Where research and teaching meet: "Grounded in the context of daily teaching, researchers at IUP can immediately test their findings in pedagogy."

Can Green Technology Take the Heat?

Paige LaDuca Research Appreciation Week 2013Paige LaDuca, Presenting at the Undergraduate Scholars Forum

Paige is a senior majoring in Environmental Planning in the Geography and Regional Planning Department. In her research, mentored by Professor Calvin Masilela, Paige is exploring whether green technologies such as solar canopies more effectively reduce the urban heat island effect than do cheaper strategies like xeriscaping (native vegetation) and cool roofs. The company Paige interns for recently installed solar canopies, and she says they've proven useful for solar energy, reducing the urban heat island effect and sky glow.

"Certain strategies work better for certain areas of development, depending on how much impervious surface is present. Essentially, the usefulness of each technology depends on how a neighborhood is set up."

Room to grow: "Not all new technological applications have been studied, and therefore the data isn't out there. For example, I would've liked to also compare the heat radiation of pervious and standard pavement types, but this hasn't been widely studied."
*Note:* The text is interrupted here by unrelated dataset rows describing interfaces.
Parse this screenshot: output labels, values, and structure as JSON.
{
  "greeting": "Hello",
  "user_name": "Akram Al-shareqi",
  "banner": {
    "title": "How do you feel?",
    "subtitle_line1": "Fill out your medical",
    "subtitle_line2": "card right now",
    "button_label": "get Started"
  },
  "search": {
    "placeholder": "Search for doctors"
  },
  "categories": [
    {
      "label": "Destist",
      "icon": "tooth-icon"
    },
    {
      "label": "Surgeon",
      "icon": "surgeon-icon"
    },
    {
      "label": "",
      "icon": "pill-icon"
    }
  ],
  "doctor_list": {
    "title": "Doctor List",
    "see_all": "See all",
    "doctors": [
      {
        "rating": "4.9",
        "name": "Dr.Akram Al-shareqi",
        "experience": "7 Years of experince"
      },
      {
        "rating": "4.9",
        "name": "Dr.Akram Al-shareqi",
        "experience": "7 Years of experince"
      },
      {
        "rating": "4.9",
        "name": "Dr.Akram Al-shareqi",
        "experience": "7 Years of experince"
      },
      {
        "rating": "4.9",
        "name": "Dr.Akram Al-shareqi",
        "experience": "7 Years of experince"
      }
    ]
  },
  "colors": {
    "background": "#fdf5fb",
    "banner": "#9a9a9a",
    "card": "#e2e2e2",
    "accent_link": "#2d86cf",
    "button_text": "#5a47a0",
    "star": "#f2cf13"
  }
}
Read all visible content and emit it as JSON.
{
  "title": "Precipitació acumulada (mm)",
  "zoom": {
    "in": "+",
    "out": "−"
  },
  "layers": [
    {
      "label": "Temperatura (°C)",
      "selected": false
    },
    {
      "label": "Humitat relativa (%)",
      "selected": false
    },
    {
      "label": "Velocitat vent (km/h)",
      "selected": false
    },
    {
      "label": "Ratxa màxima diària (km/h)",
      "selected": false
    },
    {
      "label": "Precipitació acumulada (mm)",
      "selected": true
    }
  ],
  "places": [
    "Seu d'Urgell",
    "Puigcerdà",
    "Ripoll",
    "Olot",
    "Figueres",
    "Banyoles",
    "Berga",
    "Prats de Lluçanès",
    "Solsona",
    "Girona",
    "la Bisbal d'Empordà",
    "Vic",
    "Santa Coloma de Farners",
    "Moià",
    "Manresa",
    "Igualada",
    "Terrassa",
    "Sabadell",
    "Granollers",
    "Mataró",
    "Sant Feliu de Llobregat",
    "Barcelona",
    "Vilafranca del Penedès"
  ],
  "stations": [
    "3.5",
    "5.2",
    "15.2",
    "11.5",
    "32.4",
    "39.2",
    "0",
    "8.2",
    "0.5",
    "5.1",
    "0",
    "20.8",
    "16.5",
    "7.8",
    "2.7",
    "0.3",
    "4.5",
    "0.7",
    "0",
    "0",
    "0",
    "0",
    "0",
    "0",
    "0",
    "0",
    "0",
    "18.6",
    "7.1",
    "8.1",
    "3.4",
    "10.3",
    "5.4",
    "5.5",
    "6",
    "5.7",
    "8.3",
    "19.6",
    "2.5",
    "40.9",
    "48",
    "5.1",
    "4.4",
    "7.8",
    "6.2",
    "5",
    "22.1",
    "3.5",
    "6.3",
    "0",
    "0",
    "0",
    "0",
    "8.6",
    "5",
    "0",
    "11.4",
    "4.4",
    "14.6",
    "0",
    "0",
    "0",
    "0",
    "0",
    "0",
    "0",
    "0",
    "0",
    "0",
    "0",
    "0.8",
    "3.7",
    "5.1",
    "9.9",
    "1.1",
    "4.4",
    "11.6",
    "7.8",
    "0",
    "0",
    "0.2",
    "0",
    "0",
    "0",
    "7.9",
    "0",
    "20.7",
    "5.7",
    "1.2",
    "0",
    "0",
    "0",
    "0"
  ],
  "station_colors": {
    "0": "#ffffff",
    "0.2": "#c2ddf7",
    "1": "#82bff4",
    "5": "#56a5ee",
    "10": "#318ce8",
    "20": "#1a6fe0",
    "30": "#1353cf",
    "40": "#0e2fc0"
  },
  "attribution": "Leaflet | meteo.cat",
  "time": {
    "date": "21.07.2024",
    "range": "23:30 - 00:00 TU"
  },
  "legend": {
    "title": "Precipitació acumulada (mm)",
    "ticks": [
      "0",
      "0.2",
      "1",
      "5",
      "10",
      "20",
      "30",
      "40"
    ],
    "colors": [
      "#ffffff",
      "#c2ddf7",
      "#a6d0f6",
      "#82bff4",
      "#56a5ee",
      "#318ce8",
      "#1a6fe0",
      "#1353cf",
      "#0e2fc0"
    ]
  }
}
How Paige teams up with Masilela: "Professor Masilela has assisted me in multiple research projects, and encourages me to continue my work and continually add to it and revise it. With this research in particular, his advising was helpful in narrowing down my study area."

 

Deborah Klenotic